“Governor Rick Perry has had one of the most successful governorships in our nation's history. What he's done for Texas, as far as the economy and his work on the border, has shown him to be just the serious, competent, experienced leader we so desperately need!” –Susan Wrightin North Carolina

“I saw the Governor of Ohio John Kasich, being interviewed on this past Sunday’s talk show. He was amazing in how he handled the questions/press. A No BS guy. He was a breadth of fresh air. He’s been successful as a Governor in a State that is badly needed to win the Presidency.” –DavidLayne in Georgia

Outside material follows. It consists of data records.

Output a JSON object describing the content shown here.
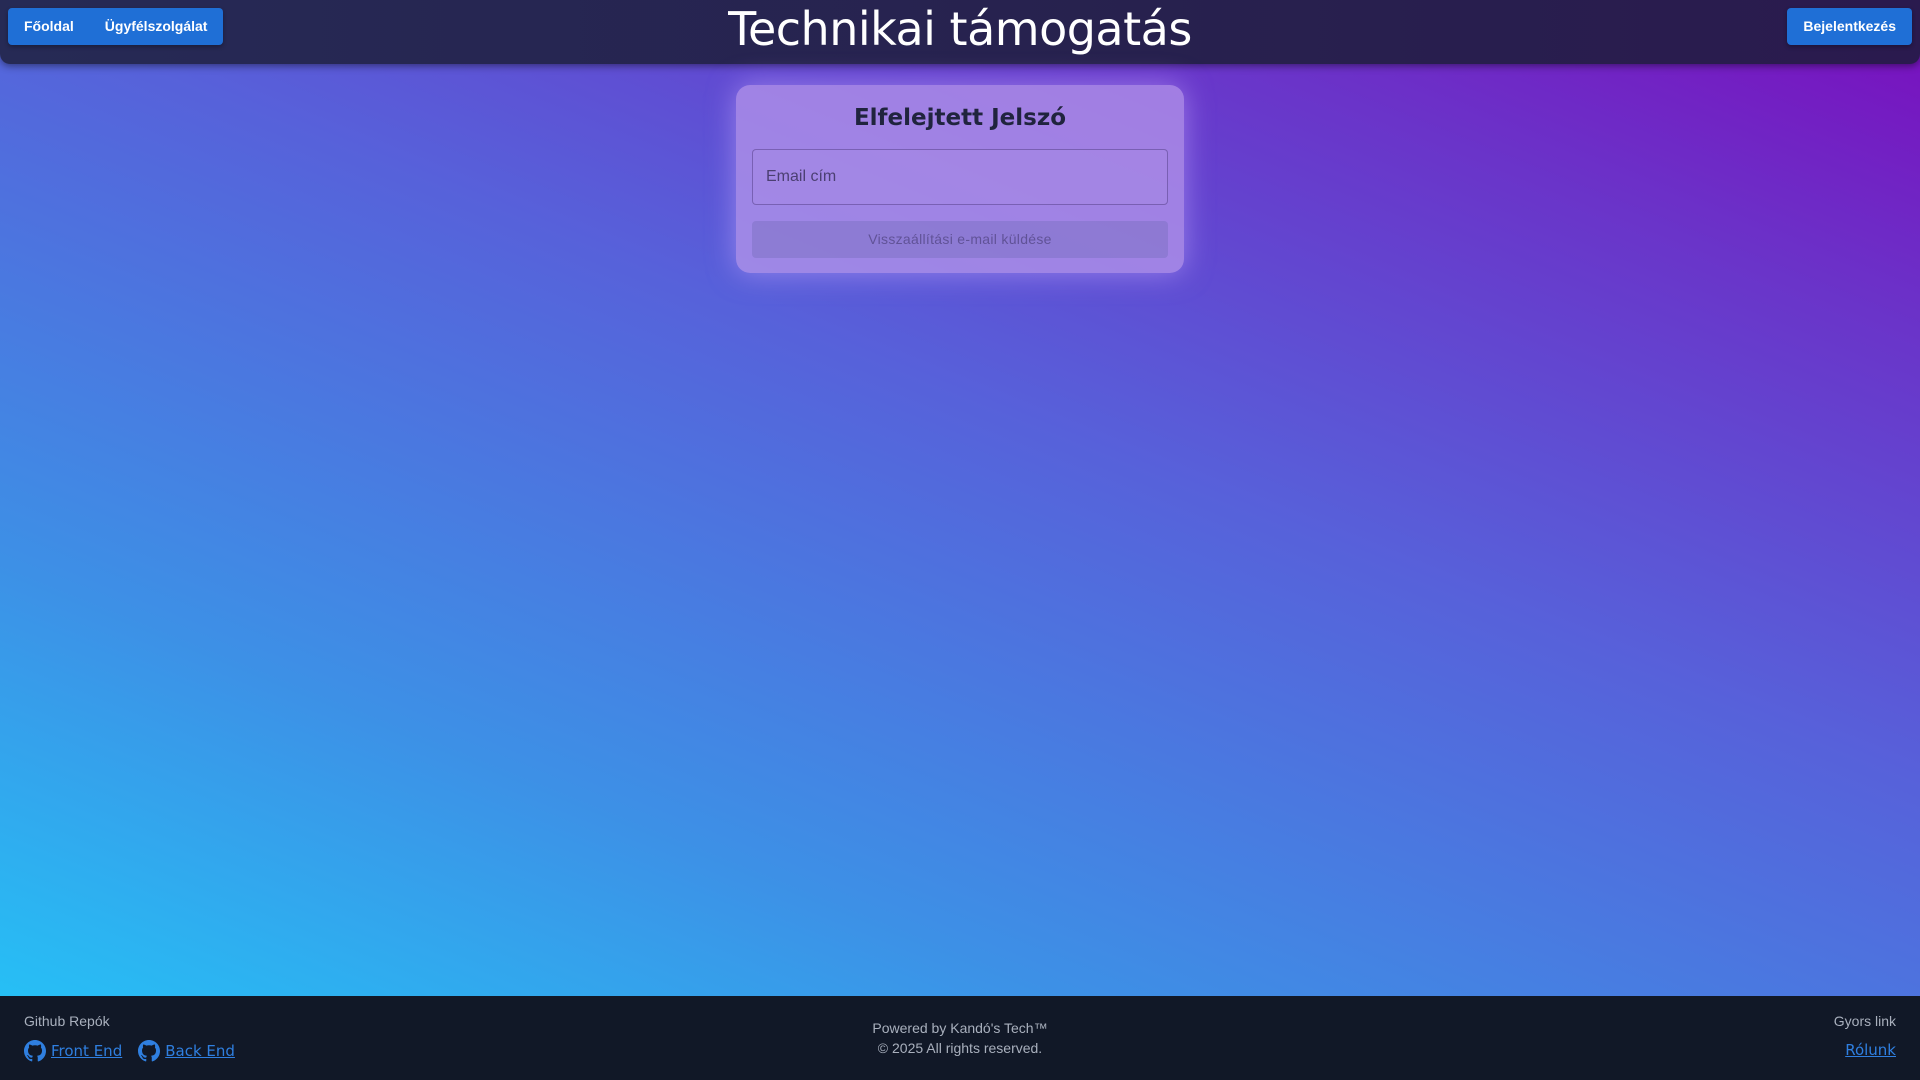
{
  "header": {
    "title": "Technikai támogatás",
    "nav": [
      {
        "label": "Főoldal"
      },
      {
        "label": "Ügyfélszolgálat"
      }
    ],
    "login_label": "Bejelentkezés"
  },
  "card": {
    "title": "Elfelejtett Jelszó",
    "email_placeholder": "Email cím",
    "email_value": "",
    "submit_label": "Visszaállítási e-mail küldése"
  },
  "footer": {
    "left_heading": "Github Repók",
    "links": [
      {
        "label": "Front End",
        "icon": "github-icon"
      },
      {
        "label": "Back End",
        "icon": "github-icon"
      }
    ],
    "powered_by": "Powered by Kandó's Tech™",
    "copyright": "© 2025 All rights reserved.",
    "right_heading": "Gyors link",
    "right_link": "Rólunk"
  },
  "colors": {
    "accent": "#1f6fd6",
    "header_bg": "#262a55",
    "footer_bg": "#111827",
    "link": "#2f7fe0",
    "gradient_start": "#22c8f8",
    "gradient_end": "#7a0dbd"
  }
}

“We need some well-deserved thoughtful commonsense in the White House.  No more dynasties please....  I ask, plead, beg, hope, and pray for BEN CARSON FOR POTUS!!!” –Kathy Otero in New Mexico

“I think Scott Walker and Dr. Ben Carson would be a very tough team to beat…a really great governor with all the experience needed to lead, and a very intelligent black doctor who can change our health care in this country…unbeatable !!” –Ron Perry in Arizona

AP: “Chicago Mayor Rahm Emanuel hopes to avoid being forced into a runoff when voters head to the polls Tuesday to decide whether to give the former White House chief of staff a second term.”

The American Enterprise Institute, the Brookings Institution, and the Center for American Progress released a new report today. “‘States of Change: The Demographic Evolution of the American Electorate, 1974–2060,’ includes detailed analyses on the nation as a whole and on every state… [and outlines] 10 broad trends from their findings that together suggest the scale of the transformation the country is living through and the scope of the challenges it will face in the future.. ‘We at AEI are proud to collaborate with the Center for American Progress and the Brookings Institution,’ said Arthur C. Brooks, president of AEI. ‘This research is crucial to understanding our national landscape and how demographics will change in the years to come. We’re excited to reveal the first-year results at our conference today and look forward to what the future of the project will bring.’”

Terrestrial mammals aren’t the only ones feeling chilly during the deep freeze. Reuters reports that early today, about 20 manatees, aka sea cows, were rescued from a storm drain in Cape Canaveral, Fla. These creatures habitually flee the colder ocean waters in winter, and head inland to warmer canals, but this group must have taken a wrong turn. This is a rare mishap for the highly intelligent animal. Seems the frigid temperatures have made even the smartest creatures delirious.

Chris Stirewalt is digital politics editor for Fox News.  Want FOX News First in your inbox every day? Sign up here.

Chris Stirewalt joined Fox News Channel (FNC) in July of 2010 and serves as politics editor based in Washington, D.C. Additionally, he authors the daily Fox News Halftime Report political news note and co-hosts the hit podcast, Perino & Stirewalt: I'll Tell You What. He also is the host of Power Play, a feature video series on Stirewalt makes frequent appearances on network programs, including America’s Newsroom, Special Report with Bret Baier and Fox News Sunday with Chris Wallace. He also provides expert political analysis for FNC’s coverage of state, congressional and presidential elections.